# To do:
I would like every record printed again, exactly as shown.

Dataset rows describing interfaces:
# # # # # # #

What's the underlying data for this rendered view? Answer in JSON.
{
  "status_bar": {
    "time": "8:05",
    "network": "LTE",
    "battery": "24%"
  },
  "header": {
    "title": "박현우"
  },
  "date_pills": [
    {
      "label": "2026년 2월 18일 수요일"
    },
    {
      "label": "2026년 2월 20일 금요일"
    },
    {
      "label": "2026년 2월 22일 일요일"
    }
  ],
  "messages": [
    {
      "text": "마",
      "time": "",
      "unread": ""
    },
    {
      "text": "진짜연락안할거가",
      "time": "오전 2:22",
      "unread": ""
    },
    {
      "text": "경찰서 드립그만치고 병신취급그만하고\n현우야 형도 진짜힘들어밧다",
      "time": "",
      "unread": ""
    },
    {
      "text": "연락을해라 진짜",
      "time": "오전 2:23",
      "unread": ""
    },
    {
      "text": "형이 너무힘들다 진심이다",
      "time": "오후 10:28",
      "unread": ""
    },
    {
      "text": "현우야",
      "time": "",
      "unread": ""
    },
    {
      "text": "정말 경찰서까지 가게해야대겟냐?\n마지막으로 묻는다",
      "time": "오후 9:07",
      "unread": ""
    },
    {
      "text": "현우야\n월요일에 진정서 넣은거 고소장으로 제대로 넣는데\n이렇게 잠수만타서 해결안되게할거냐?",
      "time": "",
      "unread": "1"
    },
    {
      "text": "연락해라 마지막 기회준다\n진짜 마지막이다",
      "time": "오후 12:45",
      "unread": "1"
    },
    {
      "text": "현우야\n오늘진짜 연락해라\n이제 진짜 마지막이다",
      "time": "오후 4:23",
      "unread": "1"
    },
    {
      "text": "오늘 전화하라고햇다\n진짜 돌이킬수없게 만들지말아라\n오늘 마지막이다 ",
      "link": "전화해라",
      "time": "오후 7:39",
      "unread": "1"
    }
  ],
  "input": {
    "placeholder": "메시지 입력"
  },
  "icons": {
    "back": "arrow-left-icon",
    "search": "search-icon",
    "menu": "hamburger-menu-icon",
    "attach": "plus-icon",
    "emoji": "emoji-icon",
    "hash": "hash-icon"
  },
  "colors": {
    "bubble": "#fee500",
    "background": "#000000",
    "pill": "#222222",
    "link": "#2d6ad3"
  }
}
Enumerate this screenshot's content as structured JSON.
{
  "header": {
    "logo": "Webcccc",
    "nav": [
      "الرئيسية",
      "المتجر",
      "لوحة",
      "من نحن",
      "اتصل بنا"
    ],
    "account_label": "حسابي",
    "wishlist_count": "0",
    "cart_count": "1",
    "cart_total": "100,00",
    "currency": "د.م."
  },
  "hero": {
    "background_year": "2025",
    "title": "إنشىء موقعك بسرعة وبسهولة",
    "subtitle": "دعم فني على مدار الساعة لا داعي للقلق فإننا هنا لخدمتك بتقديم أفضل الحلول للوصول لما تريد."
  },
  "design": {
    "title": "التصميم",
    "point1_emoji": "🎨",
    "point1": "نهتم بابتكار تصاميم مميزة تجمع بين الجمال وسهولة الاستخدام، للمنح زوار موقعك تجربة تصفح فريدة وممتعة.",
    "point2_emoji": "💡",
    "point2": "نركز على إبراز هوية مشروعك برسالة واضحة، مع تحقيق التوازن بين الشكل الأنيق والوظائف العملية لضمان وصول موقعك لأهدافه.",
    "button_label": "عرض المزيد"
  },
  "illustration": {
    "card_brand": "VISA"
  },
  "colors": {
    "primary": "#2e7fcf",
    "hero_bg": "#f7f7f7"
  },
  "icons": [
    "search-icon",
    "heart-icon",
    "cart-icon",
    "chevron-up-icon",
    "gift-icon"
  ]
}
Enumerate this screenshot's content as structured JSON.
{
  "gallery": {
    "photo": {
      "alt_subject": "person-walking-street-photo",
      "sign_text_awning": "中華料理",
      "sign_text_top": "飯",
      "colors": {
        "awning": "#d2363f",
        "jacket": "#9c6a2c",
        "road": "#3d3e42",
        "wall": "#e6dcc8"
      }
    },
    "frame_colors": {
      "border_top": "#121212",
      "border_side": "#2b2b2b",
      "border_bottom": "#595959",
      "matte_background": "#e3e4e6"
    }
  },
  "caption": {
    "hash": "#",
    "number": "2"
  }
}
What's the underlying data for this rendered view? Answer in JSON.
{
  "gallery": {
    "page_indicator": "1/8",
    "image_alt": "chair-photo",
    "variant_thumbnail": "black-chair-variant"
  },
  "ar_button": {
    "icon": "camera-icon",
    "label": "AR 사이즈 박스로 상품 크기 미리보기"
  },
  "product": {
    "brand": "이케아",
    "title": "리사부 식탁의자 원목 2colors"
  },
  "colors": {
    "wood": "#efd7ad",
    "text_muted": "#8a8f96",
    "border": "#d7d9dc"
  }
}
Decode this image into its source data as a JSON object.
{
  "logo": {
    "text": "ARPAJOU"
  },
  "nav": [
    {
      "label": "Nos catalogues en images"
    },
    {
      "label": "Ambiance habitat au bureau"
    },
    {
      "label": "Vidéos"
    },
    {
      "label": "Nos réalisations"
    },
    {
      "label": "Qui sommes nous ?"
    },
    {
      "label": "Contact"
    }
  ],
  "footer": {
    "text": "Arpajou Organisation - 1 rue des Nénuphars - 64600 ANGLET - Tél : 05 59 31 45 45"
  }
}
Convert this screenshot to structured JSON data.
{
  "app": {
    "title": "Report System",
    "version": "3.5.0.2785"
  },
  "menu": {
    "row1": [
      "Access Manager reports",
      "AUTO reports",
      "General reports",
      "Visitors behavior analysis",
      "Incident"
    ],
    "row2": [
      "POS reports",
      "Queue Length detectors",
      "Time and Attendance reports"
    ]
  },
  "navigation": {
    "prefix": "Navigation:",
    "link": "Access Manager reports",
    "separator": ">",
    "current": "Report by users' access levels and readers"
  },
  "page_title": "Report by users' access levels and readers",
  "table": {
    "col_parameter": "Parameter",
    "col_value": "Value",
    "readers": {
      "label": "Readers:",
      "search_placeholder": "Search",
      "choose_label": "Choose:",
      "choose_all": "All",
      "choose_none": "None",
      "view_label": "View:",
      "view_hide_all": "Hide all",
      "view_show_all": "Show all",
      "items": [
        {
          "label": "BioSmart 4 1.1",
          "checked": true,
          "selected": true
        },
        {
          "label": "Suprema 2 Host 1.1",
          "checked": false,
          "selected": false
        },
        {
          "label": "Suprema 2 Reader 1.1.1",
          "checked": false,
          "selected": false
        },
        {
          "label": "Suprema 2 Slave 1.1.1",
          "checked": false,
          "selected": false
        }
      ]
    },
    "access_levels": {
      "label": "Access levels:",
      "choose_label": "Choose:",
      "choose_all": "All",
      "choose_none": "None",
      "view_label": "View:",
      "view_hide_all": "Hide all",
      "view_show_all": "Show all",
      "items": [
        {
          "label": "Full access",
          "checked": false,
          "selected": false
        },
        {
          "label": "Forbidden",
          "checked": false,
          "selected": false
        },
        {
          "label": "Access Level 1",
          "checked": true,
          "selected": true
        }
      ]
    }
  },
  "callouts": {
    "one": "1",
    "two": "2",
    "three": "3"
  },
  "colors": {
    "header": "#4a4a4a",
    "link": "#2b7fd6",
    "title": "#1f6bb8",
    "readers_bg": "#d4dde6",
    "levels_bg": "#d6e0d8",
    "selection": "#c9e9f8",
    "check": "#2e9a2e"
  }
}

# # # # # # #

# Task answer:
What's the underlying data for this rendered view? Answer in JSON.
{
  "status_bar": {
    "time": "8:05",
    "network": "LTE",
    "battery": "24%"
  },
  "header": {
    "title": "박현우"
  },
  "date_pills": [
    {
      "label": "2026년 2월 18일 수요일"
    },
    {
      "label": "2026년 2월 20일 금요일"
    },
    {
      "label": "2026년 2월 22일 일요일"
    }
  ],
  "messages": [
    {
      "text": "마",
      "time": "",
      "unread": ""
    },
    {
      "text": "진짜연락안할거가",
      "time": "오전 2:22",
      "unread": ""
    },
    {
      "text": "경찰서 드립그만치고 병신취급그만하고\n현우야 형도 진짜힘들어밧다",
      "time": "",
      "unread": ""
    },
    {
      "text": "연락을해라 진짜",
      "time": "오전 2:23",
      "unread": ""
    },
    {
      "text": "형이 너무힘들다 진심이다",
      "time": "오후 10:28",
      "unread": ""
    },
    {
      "text": "현우야",
      "time": "",
      "unread": ""
    },
    {
      "text": "정말 경찰서까지 가게해야대겟냐?\n마지막으로 묻는다",
      "time": "오후 9:07",
      "unread": ""
    },
    {
      "text": "현우야\n월요일에 진정서 넣은거 고소장으로 제대로 넣는데\n이렇게 잠수만타서 해결안되게할거냐?",
      "time": "",
      "unread": "1"
    },
    {
      "text": "연락해라 마지막 기회준다\n진짜 마지막이다",
      "time": "오후 12:45",
      "unread": "1"
    },
    {
      "text": "현우야\n오늘진짜 연락해라\n이제 진짜 마지막이다",
      "time": "오후 4:23",
      "unread": "1"
    },
    {
      "text": "오늘 전화하라고햇다\n진짜 돌이킬수없게 만들지말아라\n오늘 마지막이다 ",
      "link": "전화해라",
      "time": "오후 7:39",
      "unread": "1"
    }
  ],
  "input": {
    "placeholder": "메시지 입력"
  },
  "icons": {
    "back": "arrow-left-icon",
    "search": "search-icon",
    "menu": "hamburger-menu-icon",
    "attach": "plus-icon",
    "emoji": "emoji-icon",
    "hash": "hash-icon"
  },
  "colors": {
    "bubble": "#fee500",
    "background": "#000000",
    "pill": "#222222",
    "link": "#2d6ad3"
  }
}
Enumerate this screenshot's content as structured JSON.
{
  "header": {
    "logo": "Webcccc",
    "nav": [
      "الرئيسية",
      "المتجر",
      "لوحة",
      "من نحن",
      "اتصل بنا"
    ],
    "account_label": "حسابي",
    "wishlist_count": "0",
    "cart_count": "1",
    "cart_total": "100,00",
    "currency": "د.م."
  },
  "hero": {
    "background_year": "2025",
    "title": "إنشىء موقعك بسرعة وبسهولة",
    "subtitle": "دعم فني على مدار الساعة لا داعي للقلق فإننا هنا لخدمتك بتقديم أفضل الحلول للوصول لما تريد."
  },
  "design": {
    "title": "التصميم",
    "point1_emoji": "🎨",
    "point1": "نهتم بابتكار تصاميم مميزة تجمع بين الجمال وسهولة الاستخدام، للمنح زوار موقعك تجربة تصفح فريدة وممتعة.",
    "point2_emoji": "💡",
    "point2": "نركز على إبراز هوية مشروعك برسالة واضحة، مع تحقيق التوازن بين الشكل الأنيق والوظائف العملية لضمان وصول موقعك لأهدافه.",
    "button_label": "عرض المزيد"
  },
  "illustration": {
    "card_brand": "VISA"
  },
  "colors": {
    "primary": "#2e7fcf",
    "hero_bg": "#f7f7f7"
  },
  "icons": [
    "search-icon",
    "heart-icon",
    "cart-icon",
    "chevron-up-icon",
    "gift-icon"
  ]
}
Enumerate this screenshot's content as structured JSON.
{
  "gallery": {
    "photo": {
      "alt_subject": "person-walking-street-photo",
      "sign_text_awning": "中華料理",
      "sign_text_top": "飯",
      "colors": {
        "awning": "#d2363f",
        "jacket": "#9c6a2c",
        "road": "#3d3e42",
        "wall": "#e6dcc8"
      }
    },
    "frame_colors": {
      "border_top": "#121212",
      "border_side": "#2b2b2b",
      "border_bottom": "#595959",
      "matte_background": "#e3e4e6"
    }
  },
  "caption": {
    "hash": "#",
    "number": "2"
  }
}
What's the underlying data for this rendered view? Answer in JSON.
{
  "gallery": {
    "page_indicator": "1/8",
    "image_alt": "chair-photo",
    "variant_thumbnail": "black-chair-variant"
  },
  "ar_button": {
    "icon": "camera-icon",
    "label": "AR 사이즈 박스로 상품 크기 미리보기"
  },
  "product": {
    "brand": "이케아",
    "title": "리사부 식탁의자 원목 2colors"
  },
  "colors": {
    "wood": "#efd7ad",
    "text_muted": "#8a8f96",
    "border": "#d7d9dc"
  }
}
Decode this image into its source data as a JSON object.
{
  "logo": {
    "text": "ARPAJOU"
  },
  "nav": [
    {
      "label": "Nos catalogues en images"
    },
    {
      "label": "Ambiance habitat au bureau"
    },
    {
      "label": "Vidéos"
    },
    {
      "label": "Nos réalisations"
    },
    {
      "label": "Qui sommes nous ?"
    },
    {
      "label": "Contact"
    }
  ],
  "footer": {
    "text": "Arpajou Organisation - 1 rue des Nénuphars - 64600 ANGLET - Tél : 05 59 31 45 45"
  }
}
Convert this screenshot to structured JSON data.
{
  "app": {
    "title": "Report System",
    "version": "3.5.0.2785"
  },
  "menu": {
    "row1": [
      "Access Manager reports",
      "AUTO reports",
      "General reports",
      "Visitors behavior analysis",
      "Incident"
    ],
    "row2": [
      "POS reports",
      "Queue Length detectors",
      "Time and Attendance reports"
    ]
  },
  "navigation": {
    "prefix": "Navigation:",
    "link": "Access Manager reports",
    "separator": ">",
    "current": "Report by users' access levels and readers"
  },
  "page_title": "Report by users' access levels and readers",
  "table": {
    "col_parameter": "Parameter",
    "col_value": "Value",
    "readers": {
      "label": "Readers:",
      "search_placeholder": "Search",
      "choose_label": "Choose:",
      "choose_all": "All",
      "choose_none": "None",
      "view_label": "View:",
      "view_hide_all": "Hide all",
      "view_show_all": "Show all",
      "items": [
        {
          "label": "BioSmart 4 1.1",
          "checked": true,
          "selected": true
        },
        {
          "label": "Suprema 2 Host 1.1",
          "checked": false,
          "selected": false
        },
        {
          "label": "Suprema 2 Reader 1.1.1",
          "checked": false,
          "selected": false
        },
        {
          "label": "Suprema 2 Slave 1.1.1",
          "checked": false,
          "selected": false
        }
      ]
    },
    "access_levels": {
      "label": "Access levels:",
      "choose_label": "Choose:",
      "choose_all": "All",
      "choose_none": "None",
      "view_label": "View:",
      "view_hide_all": "Hide all",
      "view_show_all": "Show all",
      "items": [
        {
          "label": "Full access",
          "checked": false,
          "selected": false
        },
        {
          "label": "Forbidden",
          "checked": false,
          "selected": false
        },
        {
          "label": "Access Level 1",
          "checked": true,
          "selected": true
        }
      ]
    }
  },
  "callouts": {
    "one": "1",
    "two": "2",
    "three": "3"
  },
  "colors": {
    "header": "#4a4a4a",
    "link": "#2b7fd6",
    "title": "#1f6bb8",
    "readers_bg": "#d4dde6",
    "levels_bg": "#d6e0d8",
    "selection": "#c9e9f8",
    "check": "#2e9a2e"
  }
}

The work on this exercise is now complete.